To leverage crowdfunding, you can select a suitable platform, create an account, and present your case to the public. Whether you are seeking funds for an investment property or a new home, crowdfunding allows you to reach out to a wide audience and attract potential backers. By sharing your project details and goals, you can encourage individuals to contribute towards your real estate venture.
It's important to note that successful crowdfunding campaigns require compelling storytelling and effective communication to capture the interest and support of potential backers. While crowdfunding offers an innovative way to access funding, it's essential to thoroughly research and understand the specific terms and conditions of the chosen platform before embarking on a crowdfunding campaign.
When seeking to expand your real estate portfolio, a viable option is to utilize the equity in your current property to finance the acquisition of another property. Unlike borrowing against equity through a home equity loan, cross-collateralization involves using the existing property as additional collateral.
With cross-collateralization, the lender places a lien on both your existing property and the new property being financed. This arrangement provides the lender with security in the event of default. By leveraging your existing property as collateral, you can finance the new property without the requirement of a down payment or obtaining an additional loan.
Cross collateralization offers an opportunity to utilize the equity built up in your current property to facilitate the acquisition of additional real estate investments. However, it's crucial to carefully assess the terms and conditions of the cross-collateralization arrangement and ensure it aligns with your investment goals and financial capabilities.
Contrary to popular belief, it is indeed possible to buy real estate even if your credit score is not in the best shape or if you have limited savings. Several options exist for individuals facing these circumstances.
One avenue to explore is an FHA loan, which caters to homebuyers with credit scores as low as 580 (or even 500 if they are willing to provide a 10 percent down payment instead of the standard 3.5 percent).
Additional programs such as veterans affairs loans, loans offered by the US Department of Agriculture, and special grants outlined in resources like the HomesGuide.com article, can also assist homebuyers with bad credit and no money down in achieving their homeownership dreams.
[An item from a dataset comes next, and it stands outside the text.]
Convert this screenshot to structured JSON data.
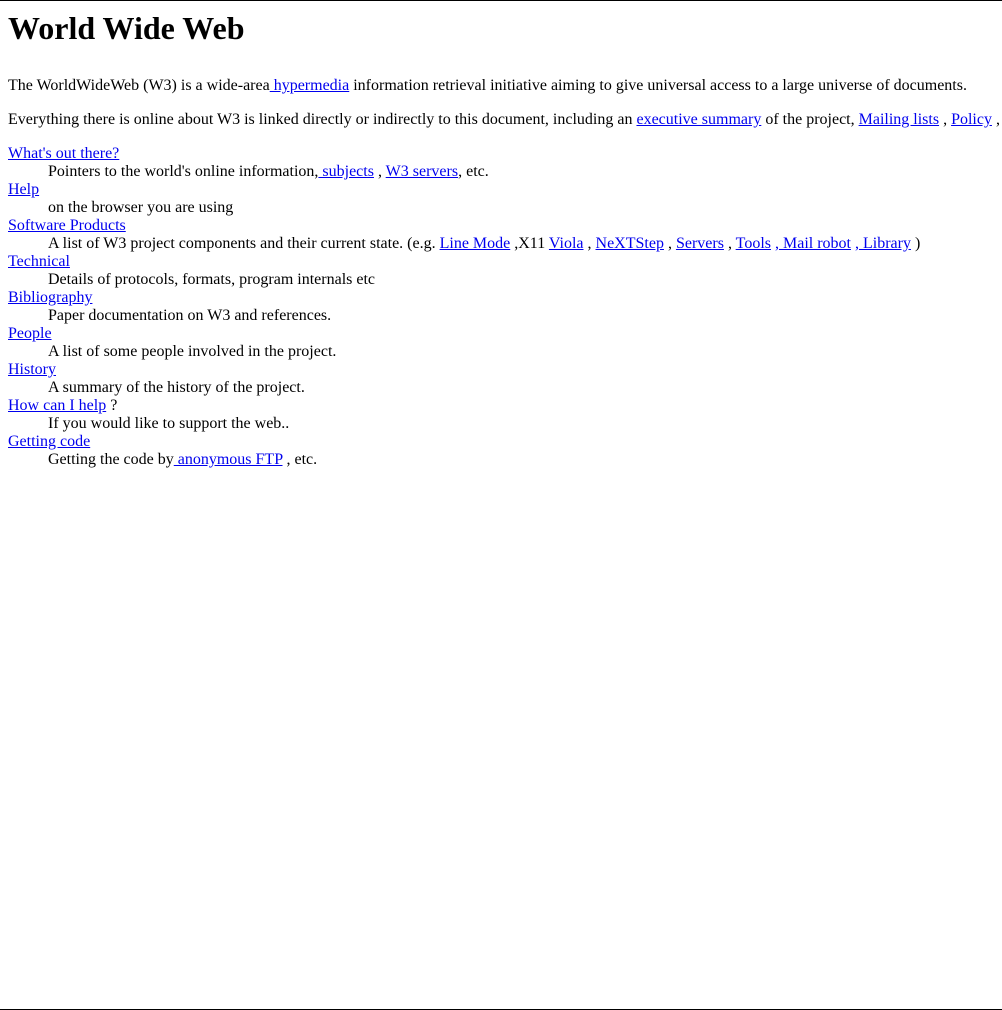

It is important to note that the terms of these programs may not be as favorable—interest rates could be higher, and there may be requirements for premium mortgage insurance. However, these options provide an opportunity for individuals in such situations to realize their goal of homeownership.
In summary, while traditional mortgages are a popular choice for purchasing real estate, they may not always be the most suitable option. Creative financing techniques, such as seller financing or personal loans, can offer advantages such as lower interest rates or faster approval processes. The key is to assess the specific needs of each project or property and explore the available financing options.
Real estate investors often need to think outside the box and utilize these creative strategies. With the variety of financing options discussed, anyone with the determination can achieve their goal of buying a home or investing in real estate, paving the way for wealth-building opportunities in the real estate market.
Finally, when thinking about financing it's essential to have in place an effective accounting system in place. In order to run a profitable rental you need to have your finger on the pulse and know where every dollar is being spent. The easiest way to do this is with a specialized tool like Landlord Studio. Streamline your real estate accounting with automation tools like bank feeds, smart receipt scanning, and an automatic GPS mileage tracker paired with purpose built property management tools.